> EXERCISE:
All entries below are to be set down again exactly as given.

> RECORDS FOR THE EXERCISE:
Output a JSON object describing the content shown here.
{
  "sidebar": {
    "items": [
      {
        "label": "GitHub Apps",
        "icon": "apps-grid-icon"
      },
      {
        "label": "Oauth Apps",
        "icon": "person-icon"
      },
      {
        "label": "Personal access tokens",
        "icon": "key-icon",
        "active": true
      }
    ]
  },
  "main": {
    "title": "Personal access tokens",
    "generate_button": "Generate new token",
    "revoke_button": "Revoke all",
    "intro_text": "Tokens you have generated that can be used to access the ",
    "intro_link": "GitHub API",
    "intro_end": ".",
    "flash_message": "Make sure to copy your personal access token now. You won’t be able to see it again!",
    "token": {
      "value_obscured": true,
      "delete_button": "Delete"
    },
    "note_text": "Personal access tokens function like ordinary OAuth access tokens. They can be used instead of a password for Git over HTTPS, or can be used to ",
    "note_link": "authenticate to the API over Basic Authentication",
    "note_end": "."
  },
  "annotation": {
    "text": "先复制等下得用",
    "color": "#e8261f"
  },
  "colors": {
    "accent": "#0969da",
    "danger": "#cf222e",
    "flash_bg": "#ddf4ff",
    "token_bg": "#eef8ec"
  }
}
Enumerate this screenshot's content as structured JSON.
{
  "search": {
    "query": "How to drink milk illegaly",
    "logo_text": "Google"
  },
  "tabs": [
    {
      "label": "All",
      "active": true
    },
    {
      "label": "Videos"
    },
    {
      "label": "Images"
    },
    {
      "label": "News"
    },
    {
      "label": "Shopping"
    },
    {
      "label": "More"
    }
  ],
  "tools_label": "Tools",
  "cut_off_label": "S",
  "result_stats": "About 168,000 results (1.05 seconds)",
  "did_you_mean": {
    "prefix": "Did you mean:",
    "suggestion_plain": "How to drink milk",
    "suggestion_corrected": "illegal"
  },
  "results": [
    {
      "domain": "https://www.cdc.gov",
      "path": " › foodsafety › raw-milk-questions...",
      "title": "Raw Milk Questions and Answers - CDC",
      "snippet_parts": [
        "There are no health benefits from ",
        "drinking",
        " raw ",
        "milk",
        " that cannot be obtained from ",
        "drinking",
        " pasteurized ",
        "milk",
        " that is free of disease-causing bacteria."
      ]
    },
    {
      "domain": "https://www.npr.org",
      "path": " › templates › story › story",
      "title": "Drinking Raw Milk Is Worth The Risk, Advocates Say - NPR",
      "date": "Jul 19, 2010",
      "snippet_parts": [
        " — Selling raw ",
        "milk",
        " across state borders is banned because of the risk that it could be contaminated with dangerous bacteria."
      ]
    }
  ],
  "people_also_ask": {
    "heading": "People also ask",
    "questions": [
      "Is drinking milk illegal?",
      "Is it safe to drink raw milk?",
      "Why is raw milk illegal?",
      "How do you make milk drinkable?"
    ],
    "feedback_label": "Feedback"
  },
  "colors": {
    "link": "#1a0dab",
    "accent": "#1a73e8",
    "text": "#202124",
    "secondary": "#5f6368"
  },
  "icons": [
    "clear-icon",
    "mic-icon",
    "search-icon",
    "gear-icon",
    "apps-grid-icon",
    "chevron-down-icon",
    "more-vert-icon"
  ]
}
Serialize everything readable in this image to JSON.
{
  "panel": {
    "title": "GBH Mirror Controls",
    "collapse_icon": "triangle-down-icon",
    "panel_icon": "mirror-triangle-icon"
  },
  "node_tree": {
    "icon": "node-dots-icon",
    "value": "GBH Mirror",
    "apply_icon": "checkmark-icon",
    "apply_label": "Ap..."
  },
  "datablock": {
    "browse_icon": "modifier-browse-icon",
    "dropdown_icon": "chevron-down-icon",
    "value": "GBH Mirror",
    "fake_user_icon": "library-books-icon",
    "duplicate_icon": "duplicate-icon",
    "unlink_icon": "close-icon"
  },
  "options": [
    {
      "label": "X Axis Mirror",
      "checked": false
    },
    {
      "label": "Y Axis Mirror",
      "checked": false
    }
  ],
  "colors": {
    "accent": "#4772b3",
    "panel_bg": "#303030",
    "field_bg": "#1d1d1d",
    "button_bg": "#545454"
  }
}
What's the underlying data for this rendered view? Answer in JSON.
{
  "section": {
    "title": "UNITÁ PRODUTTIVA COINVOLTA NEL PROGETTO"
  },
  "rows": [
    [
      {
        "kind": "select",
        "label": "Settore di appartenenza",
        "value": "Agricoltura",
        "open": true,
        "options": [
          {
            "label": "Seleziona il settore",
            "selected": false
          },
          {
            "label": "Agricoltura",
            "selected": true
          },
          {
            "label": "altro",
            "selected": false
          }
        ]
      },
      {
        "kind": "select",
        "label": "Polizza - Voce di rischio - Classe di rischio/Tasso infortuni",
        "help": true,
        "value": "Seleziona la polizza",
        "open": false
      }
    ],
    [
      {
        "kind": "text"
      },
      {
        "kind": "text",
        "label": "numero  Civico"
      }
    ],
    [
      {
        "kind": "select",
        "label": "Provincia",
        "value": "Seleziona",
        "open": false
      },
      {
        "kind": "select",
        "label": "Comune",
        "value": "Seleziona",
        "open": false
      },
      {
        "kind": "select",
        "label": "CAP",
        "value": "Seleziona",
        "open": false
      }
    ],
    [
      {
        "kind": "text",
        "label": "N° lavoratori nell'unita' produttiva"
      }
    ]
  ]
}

> EXERCISE ANSWER:
Output a JSON object describing the content shown here.
{
  "sidebar": {
    "items": [
      {
        "label": "GitHub Apps",
        "icon": "apps-grid-icon"
      },
      {
        "label": "Oauth Apps",
        "icon": "person-icon"
      },
      {
        "label": "Personal access tokens",
        "icon": "key-icon",
        "active": true
      }
    ]
  },
  "main": {
    "title": "Personal access tokens",
    "generate_button": "Generate new token",
    "revoke_button": "Revoke all",
    "intro_text": "Tokens you have generated that can be used to access the ",
    "intro_link": "GitHub API",
    "intro_end": ".",
    "flash_message": "Make sure to copy your personal access token now. You won’t be able to see it again!",
    "token": {
      "value_obscured": true,
      "delete_button": "Delete"
    },
    "note_text": "Personal access tokens function like ordinary OAuth access tokens. They can be used instead of a password for Git over HTTPS, or can be used to ",
    "note_link": "authenticate to the API over Basic Authentication",
    "note_end": "."
  },
  "annotation": {
    "text": "先复制等下得用",
    "color": "#e8261f"
  },
  "colors": {
    "accent": "#0969da",
    "danger": "#cf222e",
    "flash_bg": "#ddf4ff",
    "token_bg": "#eef8ec"
  }
}
Enumerate this screenshot's content as structured JSON.
{
  "search": {
    "query": "How to drink milk illegaly",
    "logo_text": "Google"
  },
  "tabs": [
    {
      "label": "All",
      "active": true
    },
    {
      "label": "Videos"
    },
    {
      "label": "Images"
    },
    {
      "label": "News"
    },
    {
      "label": "Shopping"
    },
    {
      "label": "More"
    }
  ],
  "tools_label": "Tools",
  "cut_off_label": "S",
  "result_stats": "About 168,000 results (1.05 seconds)",
  "did_you_mean": {
    "prefix": "Did you mean:",
    "suggestion_plain": "How to drink milk",
    "suggestion_corrected": "illegal"
  },
  "results": [
    {
      "domain": "https://www.cdc.gov",
      "path": " › foodsafety › raw-milk-questions...",
      "title": "Raw Milk Questions and Answers - CDC",
      "snippet_parts": [
        "There are no health benefits from ",
        "drinking",
        " raw ",
        "milk",
        " that cannot be obtained from ",
        "drinking",
        " pasteurized ",
        "milk",
        " that is free of disease-causing bacteria."
      ]
    },
    {
      "domain": "https://www.npr.org",
      "path": " › templates › story › story",
      "title": "Drinking Raw Milk Is Worth The Risk, Advocates Say - NPR",
      "date": "Jul 19, 2010",
      "snippet_parts": [
        " — Selling raw ",
        "milk",
        " across state borders is banned because of the risk that it could be contaminated with dangerous bacteria."
      ]
    }
  ],
  "people_also_ask": {
    "heading": "People also ask",
    "questions": [
      "Is drinking milk illegal?",
      "Is it safe to drink raw milk?",
      "Why is raw milk illegal?",
      "How do you make milk drinkable?"
    ],
    "feedback_label": "Feedback"
  },
  "colors": {
    "link": "#1a0dab",
    "accent": "#1a73e8",
    "text": "#202124",
    "secondary": "#5f6368"
  },
  "icons": [
    "clear-icon",
    "mic-icon",
    "search-icon",
    "gear-icon",
    "apps-grid-icon",
    "chevron-down-icon",
    "more-vert-icon"
  ]
}
Serialize everything readable in this image to JSON.
{
  "panel": {
    "title": "GBH Mirror Controls",
    "collapse_icon": "triangle-down-icon",
    "panel_icon": "mirror-triangle-icon"
  },
  "node_tree": {
    "icon": "node-dots-icon",
    "value": "GBH Mirror",
    "apply_icon": "checkmark-icon",
    "apply_label": "Ap..."
  },
  "datablock": {
    "browse_icon": "modifier-browse-icon",
    "dropdown_icon": "chevron-down-icon",
    "value": "GBH Mirror",
    "fake_user_icon": "library-books-icon",
    "duplicate_icon": "duplicate-icon",
    "unlink_icon": "close-icon"
  },
  "options": [
    {
      "label": "X Axis Mirror",
      "checked": false
    },
    {
      "label": "Y Axis Mirror",
      "checked": false
    }
  ],
  "colors": {
    "accent": "#4772b3",
    "panel_bg": "#303030",
    "field_bg": "#1d1d1d",
    "button_bg": "#545454"
  }
}
What's the underlying data for this rendered view? Answer in JSON.
{
  "section": {
    "title": "UNITÁ PRODUTTIVA COINVOLTA NEL PROGETTO"
  },
  "rows": [
    [
      {
        "kind": "select",
        "label": "Settore di appartenenza",
        "value": "Agricoltura",
        "open": true,
        "options": [
          {
            "label": "Seleziona il settore",
            "selected": false
          },
          {
            "label": "Agricoltura",
            "selected": true
          },
          {
            "label": "altro",
            "selected": false
          }
        ]
      },
      {
        "kind": "select",
        "label": "Polizza - Voce di rischio - Classe di rischio/Tasso infortuni",
        "help": true,
        "value": "Seleziona la polizza",
        "open": false
      }
    ],
    [
      {
        "kind": "text"
      },
      {
        "kind": "text",
        "label": "numero  Civico"
      }
    ],
    [
      {
        "kind": "select",
        "label": "Provincia",
        "value": "Seleziona",
        "open": false
      },
      {
        "kind": "select",
        "label": "Comune",
        "value": "Seleziona",
        "open": false
      },
      {
        "kind": "select",
        "label": "CAP",
        "value": "Seleziona",
        "open": false
      }
    ],
    [
      {
        "kind": "text",
        "label": "N° lavoratori nell'unita' produttiva"
      }
    ]
  ]
}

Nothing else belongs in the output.